Black Baron, God of War, Warrior of Shambhala, Mad Baron, Mahakala (protector of the Buddha’s teachings), descendant of the Huns – these are some of the numerous names Ungern was called. Also numerous were impostors who declared themselves his true descendants. Since his death, people have been searching for Baron Ungern's treasure in different parts of Mongolia and Transbaikalia – with the same zeal as some others have searched for the treasure allegedly buried by Yemelyan Pugachev.
But the truth is that Ungern – similarly to Pugachev in his time – was hated not only by his enemies (the Reds) but also by his many associates (the Whites) who believed that the Baron's unparalleled cruelty and recklessness had discredited the White Movement's ideals. Indeed, Ungern's units were virtually indistinguishable from the Hunghusians, Manchu (Chinese) robbers raiding the region at the time. Just like the Manchu gangs, the Asian Division ravaged the area, robbing settlements and monasteries.
Pyotr Wrangel, who at some point was Ungern's commander, described it as 'Robin Hoodism gone wrong' and insisted that Ungern was not a military officer in the proper sense but an amateur guerrilla fighter or a 'hunter from a Mayne Reid novel'.
Wrangel referred to Ungern as a man who 'lived by war'. Ungern's other characteristics from the same description ranged from 'a sharp mind' to 'an astonishing lack of culture', to 'extreme narrow-mindedness', 'shyness' and 'insane impulsivity'.
As noted above, there were other impressive characters inhabiting the Mongolian 'Transylvania' at the time, such as Ja Lama, commemorated in film (Icheend N', 1972, directed by Badrahin Sumhu) and history papers (by researcher of Mongolia Inessa Lomakina). Some rock songs, e.g. by the Kalinov Most folk rock group, also feature a semi-legendary chronotope and romanticised 'strange heroes'.
Since the 1990s, a variety of books have been published featuring the events in Transbaikalia and Mongolia, including 'naive' literature and writings by fan communities, as well as books by professional authors printed by major publishers, and also manga (featuring Ungern or Urzhin Garmaev, very often in self-produced, aka samizdat form) and anime. This genre fits well with the Korean Wave (Hallyu), i.e. the global expansion of South Korea's pop culture from music to TV drama, which, according to Mikhalev, 'has overtaken Russia's Asian territories up to Baikal'.

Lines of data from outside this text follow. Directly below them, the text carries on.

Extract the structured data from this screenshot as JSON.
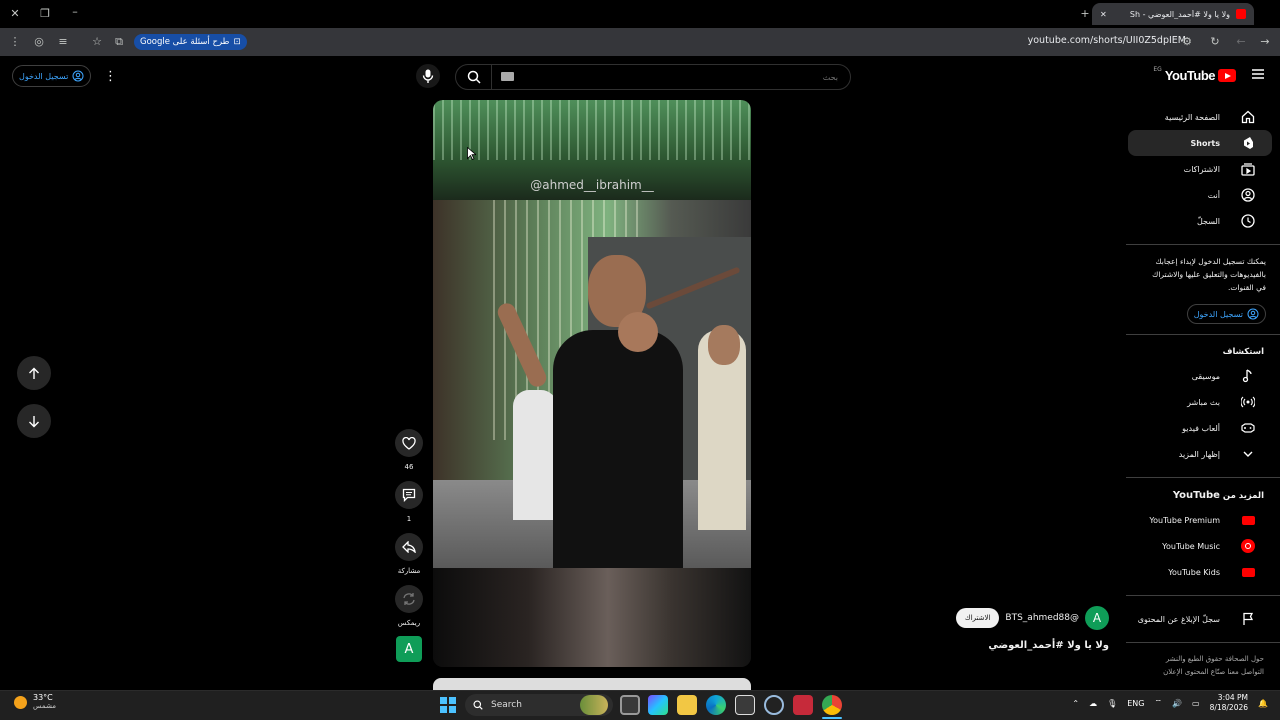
{
  "browser": {
    "tab_title": "ولا يا ولا #أحمد_العوضي - Sh",
    "url": "youtube.com/shorts/UII0Z5dpIEM",
    "google_chip": "طرح أسئلة على Google"
  },
  "header": {
    "signin": "تسجيل الدخول",
    "search_placeholder": "بحث",
    "logo_text": "YouTube",
    "country_code": "EG"
  },
  "sidebar": {
    "items": [
      {
        "label": "الصفحة الرئيسية",
        "icon": "home-icon"
      },
      {
        "label": "Shorts",
        "icon": "shorts-icon",
        "active": true
      },
      {
        "label": "الاشتراكات",
        "icon": "subscriptions-icon"
      },
      {
        "label": "أنت",
        "icon": "you-icon"
      },
      {
        "label": "السجلّ",
        "icon": "history-icon"
      }
    ],
    "signin_text": "يمكنك تسجيل الدخول لإبداء إعجابك بالفيديوهات والتعليق عليها والاشتراك في القنوات.",
    "signin_button": "تسجيل الدخول",
    "explore_title": "استكشاف",
    "explore": [
      {
        "label": "موسيقى",
        "icon": "music-icon"
      },
      {
        "label": "بث مباشر",
        "icon": "live-icon"
      },
      {
        "label": "ألعاب فيديو",
        "icon": "gaming-icon"
      },
      {
        "label": "إظهار المزيد",
        "icon": "chevron-down-icon"
      }
    ],
    "more_title_prefix": "المزيد من",
    "more_title_brand": "YouTube",
    "more": [
      {
        "label": "YouTube Premium"
      },
      {
        "label": "YouTube Music"
      },
      {
        "label": "YouTube Kids"
      }
    ],
    "report": "سجلّ الإبلاغ عن المحتوى",
    "footer_line1": "حول  الصحافة  حقوق الطبع والنشر",
    "footer_line2": "التواصل معنا  صنّاع المحتوى  الإعلان"
  },
  "short": {
    "watermark": "@ahmed__ibrahim__",
    "likes": "46",
    "comments": "1",
    "share": "مشاركة",
    "remix": "ريمكس",
    "channel_initial": "A",
    "channel_name": "@BTS_ahmed88",
    "subscribe": "الاشتراك",
    "title": "ولا يا ولا  #أحمد_العوضي"
  },
  "taskbar": {
    "temperature": "33°C",
    "condition": "مشمس",
    "search": "Search",
    "language": "ENG",
    "time": "3:04 PM",
    "date": "8/18/2026"
  }
}
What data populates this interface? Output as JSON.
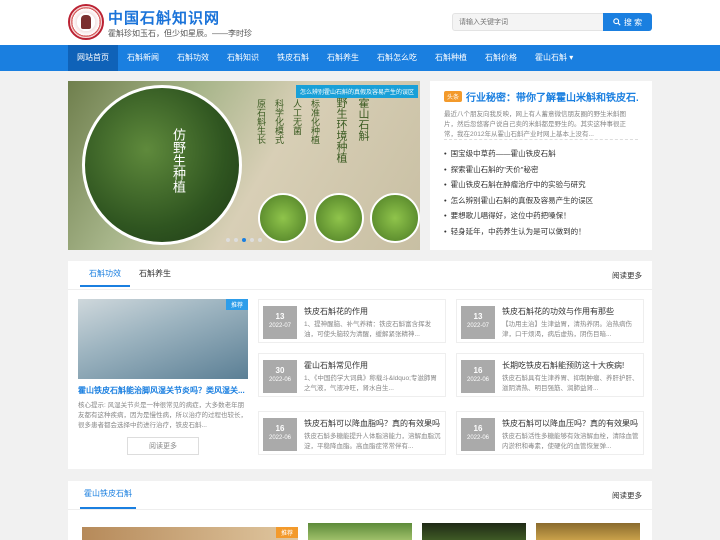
{
  "header": {
    "title": "中国石斛知识网",
    "slogan": "霍斛珍如玉石，但少如星辰。——李时珍",
    "search_placeholder": "请输入关键字词",
    "search_button": "搜 索"
  },
  "nav": [
    "网站首页",
    "石斛新闻",
    "石斛功效",
    "石斛知识",
    "铁皮石斛",
    "石斛养生",
    "石斛怎么吃",
    "石斛种植",
    "石斛价格",
    "霍山石斛 ▾"
  ],
  "slider": {
    "banner": "怎么辨别霍山石斛的真假及容易产生的误区",
    "circle_text": "仿野生种植",
    "col1": "霍山石斛",
    "col2": "野生环境种植",
    "col3": "标准化种植",
    "col4": "人工无菌",
    "col5": "科学化模式",
    "col6": "原石斛生长"
  },
  "headline": {
    "tag": "头条",
    "title": "行业秘密：带你了解霍山米斛和铁皮石...",
    "summary": "最近八个朋友向我反映，网上有人蓄意微信朋友圈的野生米斛图片，然后忽悠客户说自己卖的米斛都是野生的。其实这种事很正常，我在2012年从霍山石斛产业时网上基本上没有...",
    "items": [
      "国宝级中草药——霍山铁皮石斛",
      "探索霍山石斛的\"天价\"秘密",
      "霍山铁皮石斛在肿瘤治疗中的实验与研究",
      "怎么辨别霍山石斛的真假及容易产生的误区",
      "要想歌儿唱得好，这位中药把嗓保！",
      "轻身延年，中药养生认为是可以做到的！"
    ]
  },
  "section1": {
    "tabs": [
      "石斛功效",
      "石斛养生"
    ],
    "more": "阅读更多",
    "feature": {
      "badge": "推荐",
      "title": "霍山铁皮石斛能治脚风湿关节炎吗？类风湿关...",
      "desc": "核心提示: 风湿关节炎是一种很常见的病症，大多数老年朋友都有这种疾病，因为是慢性病，所以治疗的过程也较长，很多患者都会选择中药进行治疗，铁皮石斛...",
      "button": "阅读更多"
    },
    "cards": [
      {
        "day": "13",
        "month": "2022-07",
        "title": "铁皮石斛花的作用",
        "desc": "1、提神醒脑、补气养精：铁皮石斛富含挥发油，可使头脑较为清醒，缓解紧张精神..."
      },
      {
        "day": "13",
        "month": "2022-07",
        "title": "铁皮石斛花的功效与作用有那些",
        "desc": "【功用主治】生津益胃，清热养阴。治热病伤津，口干烦渴，病后虚热，阴伤目暗..."
      },
      {
        "day": "30",
        "month": "2022-06",
        "title": "霍山石斛常见作用",
        "desc": "1、《中国药学大词典》称载斗&ldquo;专滋肺胃之气液，气液冲旺，肾水自生..."
      },
      {
        "day": "16",
        "month": "2022-06",
        "title": "长期吃铁皮石斛能预防这十大疾病!",
        "desc": "铁皮石斛具有生津养胃、抑制肿瘤、养肝护肝、滋阴清热、明目强筋、润肺益肾..."
      },
      {
        "day": "16",
        "month": "2022-06",
        "title": "铁皮石斛可以降血脂吗？真的有效果吗",
        "desc": "铁皮石斛多糖能提升人体脂溶能力，溶解血脂沉淀，平稳降血脂。高血脂症常常伴有..."
      },
      {
        "day": "16",
        "month": "2022-06",
        "title": "铁皮石斛可以降血压吗？真的有效果吗",
        "desc": "铁皮石斛活性多糖能够有效溶解血栓，清除血管内淤积和毒素，使硬化的血管恢复弹..."
      }
    ]
  },
  "section2": {
    "tab": "霍山铁皮石斛",
    "more": "阅读更多",
    "badge": "推荐"
  }
}
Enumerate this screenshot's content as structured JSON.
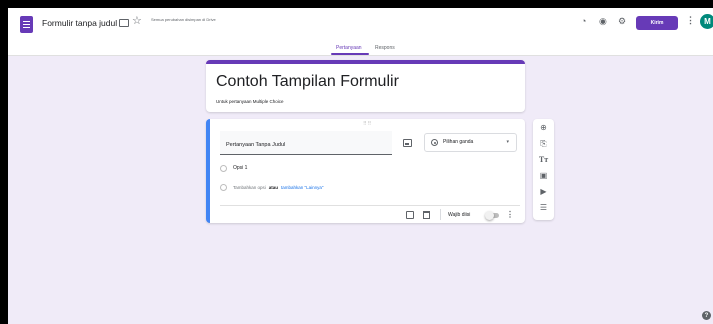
{
  "header": {
    "form_title": "Formulir tanpa judul",
    "save_status": "Semua perubahan disimpan di Drive",
    "send_label": "Kirim",
    "avatar_letter": "M",
    "icons": [
      "palette-icon",
      "eye-icon",
      "gear-icon",
      "more-vert-icon"
    ]
  },
  "tabs": [
    {
      "label": "Pertanyaan",
      "active": true
    },
    {
      "label": "Respons",
      "active": false
    }
  ],
  "form": {
    "title": "Contoh Tampilan Formulir",
    "description": "Untuk pertanyaan Multiple Choice"
  },
  "question": {
    "title": "Pertanyaan Tanpa Judul",
    "type_label": "Pilihan ganda",
    "options": [
      "Opsi 1"
    ],
    "add_option_label": "Tambahkan opsi",
    "or_label": "atau",
    "add_other_label": "tambahkan \"Lainnya\"",
    "required_label": "Wajib diisi",
    "required": false
  },
  "toolbar": {
    "icons": [
      "add-circle-icon",
      "import-icon",
      "title-icon",
      "image-icon",
      "video-icon",
      "section-icon"
    ]
  },
  "colors": {
    "primary": "#673ab7",
    "background": "#f0ebf8",
    "question_accent": "#4285f4",
    "avatar": "#00897b"
  }
}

It is no surprise that different political groups each have their own version of Ungern: his biography lends itself to commemoration and has provided fertile ground for many legends, which, in turn, can be further revisited and reinterpreted.